European officials indicated on Monday that they had few hopes for a comprehensive agreement at Thursday’s Eurogroup that will pave the way for Greece to join the European Central Bank’s quantitative easing plan, despite a French push for a deal. France’s economy minister, Bruno Le Maire, was in Athens Monday to discuss a proposal whereby relief measures for Greece’s mountainous debt would be strengthened when growth is weak and relaxed when growth is strong. However, he admitted that securing a deal would be “difficult and complex.”
Greece's parliament has approved a new package of austerity measures needed to release the next instalment of its multi-billion-dollar bailout, as angry demonstrators protested outside parliament against the new round of austerity. The measures, which entail $5.4bn in cuts to be implemented in 2019 and 2020, were backed late on Thursday by all 153 members of parliament in Prime Minister Alexis Tsipras' ruling coalition after a fiery debate. The legislation was backed by all 153 deputies in Prime Minister Alexis Tsipras' left-led coalition. All 128 opposition lawmakers present in the 300-member parliament stood against the measures in a vote just before midnight.
Greece has reached a preliminary deal with its creditors that should pave the way for long-awaited debt relief talks, the Greek finance minister said Tuesday. “The negotiations are concluded,” Euclid Tsakalotos told reporters, according to state agency ANA. After overnight talks, Tsakalotos said a “preliminary technical agreement” had been achieved ahead of a May 22 meeting of eurozone finance ministers, which is required to approve the deal. Talks on the deal, which includes labour and energy reforms as well as pension cuts and tax rises, had dragged on for half a year mainly due to a rift between the European Union and the International Monetary Fund over fiscal targets.
Greece's parliament on Wednesday voted to open an investigation into alleged health scandals going back two decades, involving bribes and inflated prices for medical equipment and medicine. A broad majority of 187 lawmakers in the 300-seat parliament approved a government proposal to look into suspected mismanagement between 1997 and 2014. "Everything must be investigated... to clear up whether the public interest was upheld," Prime Minister Alexis Tsipras told the chamber. For years, public (funds) were pillaged, hurting social security funds and benefiting powerful interests," the PM said.

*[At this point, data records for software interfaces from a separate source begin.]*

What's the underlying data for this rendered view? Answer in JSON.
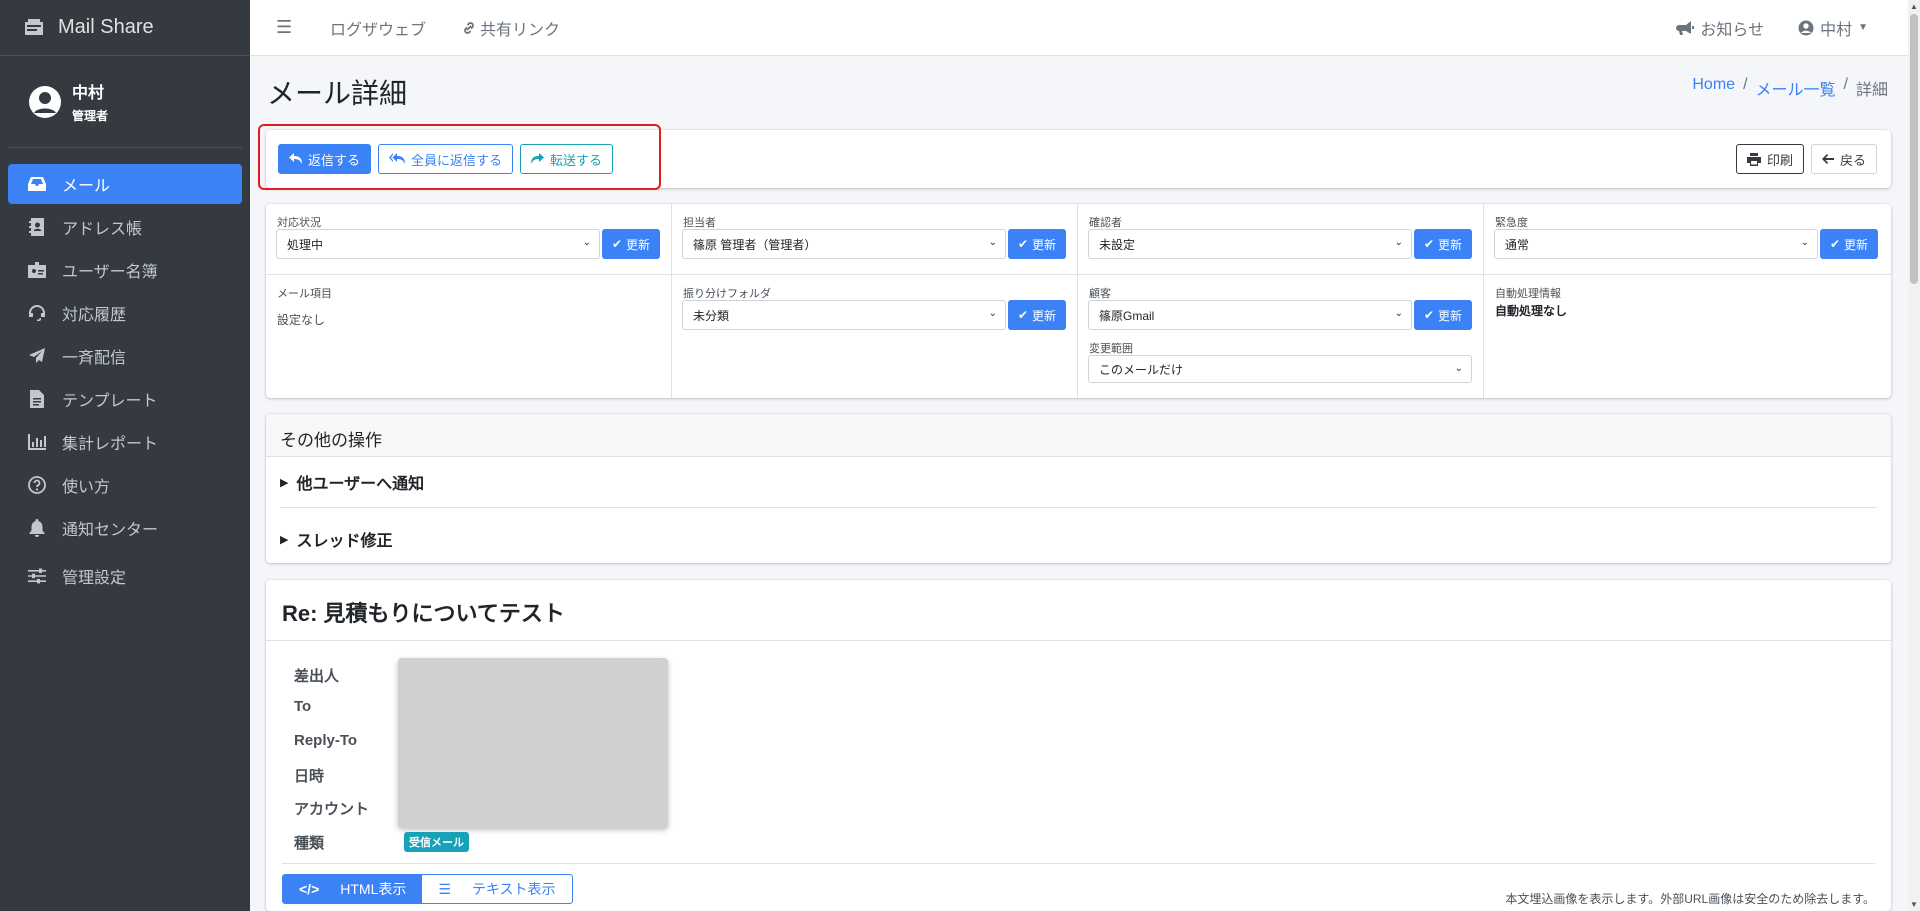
{
  "brand": {
    "name": "Mail Share"
  },
  "user": {
    "name": "中村",
    "role": "管理者"
  },
  "sidebar": {
    "items": [
      {
        "label": "メール"
      },
      {
        "label": "アドレス帳"
      },
      {
        "label": "ユーザー名簿"
      },
      {
        "label": "対応履歴"
      },
      {
        "label": "一斉配信"
      },
      {
        "label": "テンプレート"
      },
      {
        "label": "集計レポート"
      },
      {
        "label": "使い方"
      },
      {
        "label": "通知センター"
      },
      {
        "label": "管理設定"
      }
    ]
  },
  "topbar": {
    "links": [
      "ログザウェブ",
      "共有リンク"
    ],
    "notices": "お知らせ",
    "user": "中村"
  },
  "page": {
    "title": "メール詳細",
    "breadcrumb": [
      "Home",
      "メール一覧",
      "詳細"
    ]
  },
  "actions": {
    "reply": "返信する",
    "reply_all": "全員に返信する",
    "forward": "転送する",
    "print": "印刷",
    "back": "戻る"
  },
  "props": {
    "update_label": "更新",
    "status": {
      "label": "対応状況",
      "value": "処理中"
    },
    "assignee": {
      "label": "担当者",
      "value": "篠原 管理者（管理者）"
    },
    "confirmer": {
      "label": "確認者",
      "value": "未設定"
    },
    "urgency": {
      "label": "緊急度",
      "value": "通常"
    },
    "mail_item": {
      "label": "メール項目",
      "value": "設定なし"
    },
    "folder": {
      "label": "振り分けフォルダ",
      "value": "未分類"
    },
    "customer": {
      "label": "顧客",
      "value": "篠原Gmail"
    },
    "scope": {
      "label": "変更範囲",
      "value": "このメールだけ"
    },
    "auto": {
      "label": "自動処理情報",
      "value": "自動処理なし"
    }
  },
  "ops": {
    "header": "その他の操作",
    "notify": "他ユーザーへ通知",
    "thread": "スレッド修正"
  },
  "mail": {
    "subject": "Re: 見積もりについてテスト",
    "fields": [
      "差出人",
      "To",
      "Reply-To",
      "日時",
      "アカウント",
      "種類"
    ],
    "type_badge": "受信メール",
    "view_html": "HTML表示",
    "view_text": "テキスト表示",
    "note": "本文埋込画像を表示します。外部URL画像は安全のため除去します。"
  },
  "colors": {
    "primary": "#3b82f6",
    "sidebar": "#343a40",
    "info": "#17a2b8",
    "highlight": "#e11d1d"
  }
}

Regulierung – seit der Finanzkrise prägt der Ruf nach mehr Kontrolle das Banking: Wegen regulator
Die Fonds-Konferenz der SKSF ist eine wichtige, branchenspezifische Plattform für Wissens- und Erfa
2 evenings to find out about the latest from the digital industry & 2 days to find ideas and to crea
ICDA will return this year to its alpine home for the 38th Bürgenstock Meeting.
The objective of the Conference is to bring together all the diverse stakeholdersinterested in a pol
Updates and news from MarketPlus
|SMI® PR||8874.35||-0,80 %|
|LYXOR DAX INAV||116.112||-0,31 %|
|FTSE MIB Index||21815.00||0,12 %|
|FTSE 100||7323.98||-0,87 %|
|CAC 40||5114.15||-0,64 %|
|S&P 500||2425.55||-0,18 %|
|NASDAQ Composite||6216.5269||-0,09 %|
|HANG SENG INDEX||27047.57||-1,10 %|
|Powered by Yahoo Finance|